#### Records excerpted from a collection:
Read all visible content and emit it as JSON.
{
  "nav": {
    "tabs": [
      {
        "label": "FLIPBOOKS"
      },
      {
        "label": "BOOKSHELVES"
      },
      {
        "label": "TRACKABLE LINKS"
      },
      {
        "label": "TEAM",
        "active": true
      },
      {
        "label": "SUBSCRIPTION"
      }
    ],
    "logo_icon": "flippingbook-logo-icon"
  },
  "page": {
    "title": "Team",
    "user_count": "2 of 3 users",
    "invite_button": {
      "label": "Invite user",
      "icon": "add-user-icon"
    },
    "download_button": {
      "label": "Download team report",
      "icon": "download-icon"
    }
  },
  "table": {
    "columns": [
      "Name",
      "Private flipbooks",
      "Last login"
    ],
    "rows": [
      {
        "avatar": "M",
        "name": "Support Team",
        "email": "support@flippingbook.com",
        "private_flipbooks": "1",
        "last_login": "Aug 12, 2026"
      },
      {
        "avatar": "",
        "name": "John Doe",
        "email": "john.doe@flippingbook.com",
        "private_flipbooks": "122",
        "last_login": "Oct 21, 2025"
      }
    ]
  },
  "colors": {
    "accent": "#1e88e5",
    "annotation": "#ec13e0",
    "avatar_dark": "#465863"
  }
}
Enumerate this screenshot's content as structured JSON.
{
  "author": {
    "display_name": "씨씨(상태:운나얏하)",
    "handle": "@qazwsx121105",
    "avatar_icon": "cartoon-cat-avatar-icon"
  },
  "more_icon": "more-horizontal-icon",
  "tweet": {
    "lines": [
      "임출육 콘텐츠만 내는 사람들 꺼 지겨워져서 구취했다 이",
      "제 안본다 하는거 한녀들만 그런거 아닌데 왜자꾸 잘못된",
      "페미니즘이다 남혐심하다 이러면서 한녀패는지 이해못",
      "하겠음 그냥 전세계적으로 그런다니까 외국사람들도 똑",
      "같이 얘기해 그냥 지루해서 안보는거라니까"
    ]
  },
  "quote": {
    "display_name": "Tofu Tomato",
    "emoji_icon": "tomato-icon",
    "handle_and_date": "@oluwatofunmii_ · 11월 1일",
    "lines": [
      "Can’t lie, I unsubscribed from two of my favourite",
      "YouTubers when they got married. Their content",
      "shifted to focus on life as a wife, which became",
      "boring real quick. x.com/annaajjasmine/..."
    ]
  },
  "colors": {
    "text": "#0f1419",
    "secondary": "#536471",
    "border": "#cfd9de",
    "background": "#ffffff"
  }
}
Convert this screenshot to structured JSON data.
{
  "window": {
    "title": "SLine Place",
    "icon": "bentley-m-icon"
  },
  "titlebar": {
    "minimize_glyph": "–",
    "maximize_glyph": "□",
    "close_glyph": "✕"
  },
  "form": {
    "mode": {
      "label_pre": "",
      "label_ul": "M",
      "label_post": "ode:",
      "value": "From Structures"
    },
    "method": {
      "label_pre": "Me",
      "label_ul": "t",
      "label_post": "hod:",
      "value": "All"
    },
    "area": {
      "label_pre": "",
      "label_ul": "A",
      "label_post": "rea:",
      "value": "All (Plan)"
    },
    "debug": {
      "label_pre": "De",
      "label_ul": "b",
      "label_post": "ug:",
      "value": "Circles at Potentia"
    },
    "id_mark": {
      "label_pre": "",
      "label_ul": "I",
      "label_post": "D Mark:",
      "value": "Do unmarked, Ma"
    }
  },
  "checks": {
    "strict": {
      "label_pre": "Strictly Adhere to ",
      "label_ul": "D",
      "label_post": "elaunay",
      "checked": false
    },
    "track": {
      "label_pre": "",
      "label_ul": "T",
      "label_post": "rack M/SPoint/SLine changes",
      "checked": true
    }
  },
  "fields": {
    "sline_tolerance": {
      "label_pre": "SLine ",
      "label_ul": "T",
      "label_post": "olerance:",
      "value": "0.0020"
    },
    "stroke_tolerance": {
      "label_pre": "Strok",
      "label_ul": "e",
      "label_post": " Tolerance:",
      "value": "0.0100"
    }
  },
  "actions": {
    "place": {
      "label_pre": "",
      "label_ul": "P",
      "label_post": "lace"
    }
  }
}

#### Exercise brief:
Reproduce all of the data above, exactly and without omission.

#### Answer area:
Read all visible content and emit it as JSON.
{
  "nav": {
    "tabs": [
      {
        "label": "FLIPBOOKS"
      },
      {
        "label": "BOOKSHELVES"
      },
      {
        "label": "TRACKABLE LINKS"
      },
      {
        "label": "TEAM",
        "active": true
      },
      {
        "label": "SUBSCRIPTION"
      }
    ],
    "logo_icon": "flippingbook-logo-icon"
  },
  "page": {
    "title": "Team",
    "user_count": "2 of 3 users",
    "invite_button": {
      "label": "Invite user",
      "icon": "add-user-icon"
    },
    "download_button": {
      "label": "Download team report",
      "icon": "download-icon"
    }
  },
  "table": {
    "columns": [
      "Name",
      "Private flipbooks",
      "Last login"
    ],
    "rows": [
      {
        "avatar": "M",
        "name": "Support Team",
        "email": "support@flippingbook.com",
        "private_flipbooks": "1",
        "last_login": "Aug 12, 2026"
      },
      {
        "avatar": "",
        "name": "John Doe",
        "email": "john.doe@flippingbook.com",
        "private_flipbooks": "122",
        "last_login": "Oct 21, 2025"
      }
    ]
  },
  "colors": {
    "accent": "#1e88e5",
    "annotation": "#ec13e0",
    "avatar_dark": "#465863"
  }
}
Enumerate this screenshot's content as structured JSON.
{
  "author": {
    "display_name": "씨씨(상태:운나얏하)",
    "handle": "@qazwsx121105",
    "avatar_icon": "cartoon-cat-avatar-icon"
  },
  "more_icon": "more-horizontal-icon",
  "tweet": {
    "lines": [
      "임출육 콘텐츠만 내는 사람들 꺼 지겨워져서 구취했다 이",
      "제 안본다 하는거 한녀들만 그런거 아닌데 왜자꾸 잘못된",
      "페미니즘이다 남혐심하다 이러면서 한녀패는지 이해못",
      "하겠음 그냥 전세계적으로 그런다니까 외국사람들도 똑",
      "같이 얘기해 그냥 지루해서 안보는거라니까"
    ]
  },
  "quote": {
    "display_name": "Tofu Tomato",
    "emoji_icon": "tomato-icon",
    "handle_and_date": "@oluwatofunmii_ · 11월 1일",
    "lines": [
      "Can’t lie, I unsubscribed from two of my favourite",
      "YouTubers when they got married. Their content",
      "shifted to focus on life as a wife, which became",
      "boring real quick. x.com/annaajjasmine/..."
    ]
  },
  "colors": {
    "text": "#0f1419",
    "secondary": "#536471",
    "border": "#cfd9de",
    "background": "#ffffff"
  }
}
Convert this screenshot to structured JSON data.
{
  "window": {
    "title": "SLine Place",
    "icon": "bentley-m-icon"
  },
  "titlebar": {
    "minimize_glyph": "–",
    "maximize_glyph": "□",
    "close_glyph": "✕"
  },
  "form": {
    "mode": {
      "label_pre": "",
      "label_ul": "M",
      "label_post": "ode:",
      "value": "From Structures"
    },
    "method": {
      "label_pre": "Me",
      "label_ul": "t",
      "label_post": "hod:",
      "value": "All"
    },
    "area": {
      "label_pre": "",
      "label_ul": "A",
      "label_post": "rea:",
      "value": "All (Plan)"
    },
    "debug": {
      "label_pre": "De",
      "label_ul": "b",
      "label_post": "ug:",
      "value": "Circles at Potentia"
    },
    "id_mark": {
      "label_pre": "",
      "label_ul": "I",
      "label_post": "D Mark:",
      "value": "Do unmarked, Ma"
    }
  },
  "checks": {
    "strict": {
      "label_pre": "Strictly Adhere to ",
      "label_ul": "D",
      "label_post": "elaunay",
      "checked": false
    },
    "track": {
      "label_pre": "",
      "label_ul": "T",
      "label_post": "rack M/SPoint/SLine changes",
      "checked": true
    }
  },
  "fields": {
    "sline_tolerance": {
      "label_pre": "SLine ",
      "label_ul": "T",
      "label_post": "olerance:",
      "value": "0.0020"
    },
    "stroke_tolerance": {
      "label_pre": "Strok",
      "label_ul": "e",
      "label_post": " Tolerance:",
      "value": "0.0100"
    }
  },
  "actions": {
    "place": {
      "label_pre": "",
      "label_ul": "P",
      "label_post": "lace"
    }
  }
}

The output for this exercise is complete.